24 February 2011/21 Rabi’ul Awwal 1432
Dedication: To writing before I forget
It was my first time traveling by train from New York City to another state.
Penn Station was crowded, and I couldn’t figure out which gate I needed to go through in order to find my train. I asked the tall, well-dressed man standing beside me for help. He told me to watch the bulletin board for gate number announcements. In any case, we had the same destination so he told me I could just follow him.
I called my husband, “I’ll call you when I arrive. I’m okay.” Then I called my parents to tell them the same.
I didn’t want to follow a (handsome) stranger, but I also did not want to get lost. As everyone began moving, I kept my eye on him. He looked over a few times–perhaps to check on me. By the time I reached the train, I lost him but a station employee told me I was at the right place. “You’ll find coach seats straight ahead.”
I found an empty seat by a window, placed my carry-on above me and sat down only to see the same man sitting across the aisle. I smiled a bit embarrassed–inwardly saying, I wasn’t following you; I promise. The man quietly moved and sat in one of the many empty seats behind me.
I was grateful. I had work to do and lines to memorize.
I took out my dhikr beads.
A few moments later, another young man–this time carrying a guitar and large duffle bag–asked me if the seat next to me was taken. I said, “No,”–silently hoping he wouldn’t be talkative and also wondering why he didn’t see all the other empty seats.
I continued my dhikr, looking out the window, taking notice of the train emerging from under the ground into the dreary urban light.

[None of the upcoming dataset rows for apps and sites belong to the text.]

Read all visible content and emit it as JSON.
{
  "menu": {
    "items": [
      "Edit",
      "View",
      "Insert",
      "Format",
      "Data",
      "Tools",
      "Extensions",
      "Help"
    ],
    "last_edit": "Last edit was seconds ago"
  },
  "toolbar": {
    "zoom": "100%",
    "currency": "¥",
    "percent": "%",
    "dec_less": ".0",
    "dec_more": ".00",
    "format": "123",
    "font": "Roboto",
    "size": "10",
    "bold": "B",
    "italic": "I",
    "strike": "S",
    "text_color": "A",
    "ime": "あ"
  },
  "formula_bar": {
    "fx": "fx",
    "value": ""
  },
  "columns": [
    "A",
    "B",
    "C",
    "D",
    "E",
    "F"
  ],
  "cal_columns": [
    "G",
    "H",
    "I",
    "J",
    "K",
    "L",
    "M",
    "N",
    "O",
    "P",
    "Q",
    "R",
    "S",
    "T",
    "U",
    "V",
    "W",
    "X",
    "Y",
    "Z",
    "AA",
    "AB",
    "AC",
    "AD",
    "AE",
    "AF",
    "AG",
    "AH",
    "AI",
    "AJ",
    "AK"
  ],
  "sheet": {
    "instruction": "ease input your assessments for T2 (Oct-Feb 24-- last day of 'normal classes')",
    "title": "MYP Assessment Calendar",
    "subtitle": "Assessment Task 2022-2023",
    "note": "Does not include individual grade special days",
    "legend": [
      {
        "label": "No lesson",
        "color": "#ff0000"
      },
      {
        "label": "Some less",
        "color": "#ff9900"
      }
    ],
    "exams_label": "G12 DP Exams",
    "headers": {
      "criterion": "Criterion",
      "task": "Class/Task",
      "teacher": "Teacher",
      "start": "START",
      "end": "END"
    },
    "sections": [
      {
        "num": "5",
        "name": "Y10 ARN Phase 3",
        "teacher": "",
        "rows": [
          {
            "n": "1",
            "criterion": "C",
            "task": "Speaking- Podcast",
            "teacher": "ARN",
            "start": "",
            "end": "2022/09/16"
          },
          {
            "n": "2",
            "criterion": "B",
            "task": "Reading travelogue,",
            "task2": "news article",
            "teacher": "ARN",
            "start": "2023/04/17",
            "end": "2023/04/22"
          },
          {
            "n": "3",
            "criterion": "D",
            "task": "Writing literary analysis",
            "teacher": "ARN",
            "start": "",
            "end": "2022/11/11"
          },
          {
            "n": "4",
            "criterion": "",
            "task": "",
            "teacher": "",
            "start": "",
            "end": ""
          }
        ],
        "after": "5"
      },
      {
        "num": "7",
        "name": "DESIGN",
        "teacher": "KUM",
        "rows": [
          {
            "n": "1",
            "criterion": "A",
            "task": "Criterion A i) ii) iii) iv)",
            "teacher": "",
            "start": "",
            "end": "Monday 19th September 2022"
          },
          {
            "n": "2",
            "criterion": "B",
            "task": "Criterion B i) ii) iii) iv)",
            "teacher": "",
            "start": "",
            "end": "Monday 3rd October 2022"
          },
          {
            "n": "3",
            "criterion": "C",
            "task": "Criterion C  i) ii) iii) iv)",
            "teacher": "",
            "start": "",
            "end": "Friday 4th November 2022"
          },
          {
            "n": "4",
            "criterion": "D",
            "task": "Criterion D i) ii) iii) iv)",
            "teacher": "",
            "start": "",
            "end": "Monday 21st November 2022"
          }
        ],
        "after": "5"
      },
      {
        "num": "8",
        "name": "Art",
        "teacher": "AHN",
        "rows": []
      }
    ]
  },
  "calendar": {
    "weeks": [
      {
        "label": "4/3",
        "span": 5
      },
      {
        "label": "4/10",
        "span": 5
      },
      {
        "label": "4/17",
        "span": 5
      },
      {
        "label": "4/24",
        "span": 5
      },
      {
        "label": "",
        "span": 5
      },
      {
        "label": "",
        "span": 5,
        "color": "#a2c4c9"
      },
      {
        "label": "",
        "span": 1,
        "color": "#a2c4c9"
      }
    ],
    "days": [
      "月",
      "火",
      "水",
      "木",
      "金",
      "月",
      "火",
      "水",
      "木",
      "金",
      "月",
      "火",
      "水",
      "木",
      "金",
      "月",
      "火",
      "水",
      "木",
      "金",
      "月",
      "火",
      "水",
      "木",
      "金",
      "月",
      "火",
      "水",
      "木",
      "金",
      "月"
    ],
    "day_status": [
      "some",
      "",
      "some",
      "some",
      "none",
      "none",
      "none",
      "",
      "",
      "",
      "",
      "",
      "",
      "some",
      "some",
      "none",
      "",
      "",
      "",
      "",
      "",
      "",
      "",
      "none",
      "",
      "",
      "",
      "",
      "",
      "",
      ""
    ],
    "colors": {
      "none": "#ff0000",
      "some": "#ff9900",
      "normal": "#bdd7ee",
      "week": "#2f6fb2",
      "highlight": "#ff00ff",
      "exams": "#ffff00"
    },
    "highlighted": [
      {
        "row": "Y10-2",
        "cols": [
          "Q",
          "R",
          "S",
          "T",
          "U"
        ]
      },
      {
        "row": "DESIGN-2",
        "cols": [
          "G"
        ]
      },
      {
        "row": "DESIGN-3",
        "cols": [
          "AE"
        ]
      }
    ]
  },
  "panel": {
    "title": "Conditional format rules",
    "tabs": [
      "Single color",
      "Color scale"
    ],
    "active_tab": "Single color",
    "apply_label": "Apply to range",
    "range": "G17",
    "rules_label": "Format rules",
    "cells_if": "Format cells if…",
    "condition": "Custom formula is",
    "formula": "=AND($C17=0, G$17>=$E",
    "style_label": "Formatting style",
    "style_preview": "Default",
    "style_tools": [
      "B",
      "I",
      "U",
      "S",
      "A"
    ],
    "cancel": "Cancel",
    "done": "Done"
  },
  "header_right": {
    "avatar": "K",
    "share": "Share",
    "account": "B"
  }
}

He must have tried his best to hold his breath but 20 minutes into the ride, he burst out–Do you believe in God?
His accent told me he was Latino. He would later tell me he was from Nicaragua.
I said, “Yes.”
“Oh. Okay. Me, too!”
I finished my dhikr and then took out the stories in my folder, thinking, Dammit, he wants to have a God conversation.
He waited a few more moments.
“So what’s your religion?”
“I’m a Muslim. My religion is Islam.”
I was about to turn to the stories again, when he said,
“I love God. I’m just crazy. I would go anywhere or do anything to find him.”
But he couldn’t find God in religion. He tried. He tried Christianity. He tried Judaism. He tried Buddhism.
“I want to read about Islam.”
Shit. Now I have to give him book recommendations.
I looked up from my papers and turned my face toward him. “Do you have a paper and pen?”
He bashfully said he did not have a pen but handed me a slip of paper.
I wrote down a few books. I told him there are various translations of the Qur’an so I wrote down a couple. I also wrote he should look up Rumi. Then I handed the slip back to him.
I turned back to my stories.
…but I sensed, although he was trying his best to keep quiet, he was about to explode with questions.
So I said, “Would you like to read a story?”
“I love to read. I like to learn about everything and anything. If someone told me there was something great down a hole, I’d go in just to see for myself if it’s true.”
“Here’s a story about someone searching for God.” Like you.
I handed him “My Son’s Wedding Feast.”
Several minutes later, he asked, “So, her son died, huh?”
I said yes. He then told me he’s gone through a lot in his life. He said he never knew his parents. They abandoned him, he said. But he could never imagine losing his kids. In fact, he was on his way to visit his little daughter. “She’s my world.”
I then told him, I have a story about a daughter and her father. Would you like to read it?
I handed him “Knock at the Door.” He read it.
He then said, “The world is crazy. When I see something wrong, I just have to say something, you know? The world is crazy.”
I asked for his slip of paper and wrote down the Autobiography of Malcolm X. Then I handed it back to him.
“Sometimes, people think I look Arab. Did you hear about those Muslim pirates who attacked a ship full of Bibles?”
I figured he read a tabloid version regarding the Somali pirates.
“No, not really. Here’s another story.”
I handed him “Light on my Face.”
He paused in the middle–She’s MUSLIM?
Yes, of course.
“She got pregnant?!”
“But, but Muslim women…you follow the rules!”
Muslim women are human.
He continued reading. “Amir, huh?”
When he finished, his disposition changed. He laughed to himself. I now would say–bitterly.
“You know what we say? We say, Uno más del monton.”
I wrote it down. “Like this?”
“Yes. You know Spanish?”
A little. “What does it mean?”
“It means, Amir is one of many. Like me.”
Then he told me his story. He had two daughters. One from a woman with whom he fell in love, got engaged and almost married. “We separated, but I still took care of my girl.”
The second daughter was from a woman he didn’t love. “We were just seeing each other.” But she fell in love with him.
He said she tried to trap him by getting pregnant.
“I was so mad. I left her. But I thought, my parents did the same to me. I never knew my parents. Maybe that’s why they ran away, too? They were scared. I couldn’t do that to another child. So I decided I have to be a man. Take responsibility, you know?”
He was quiet after that. No more questions. His face became serious.
And the train stopped.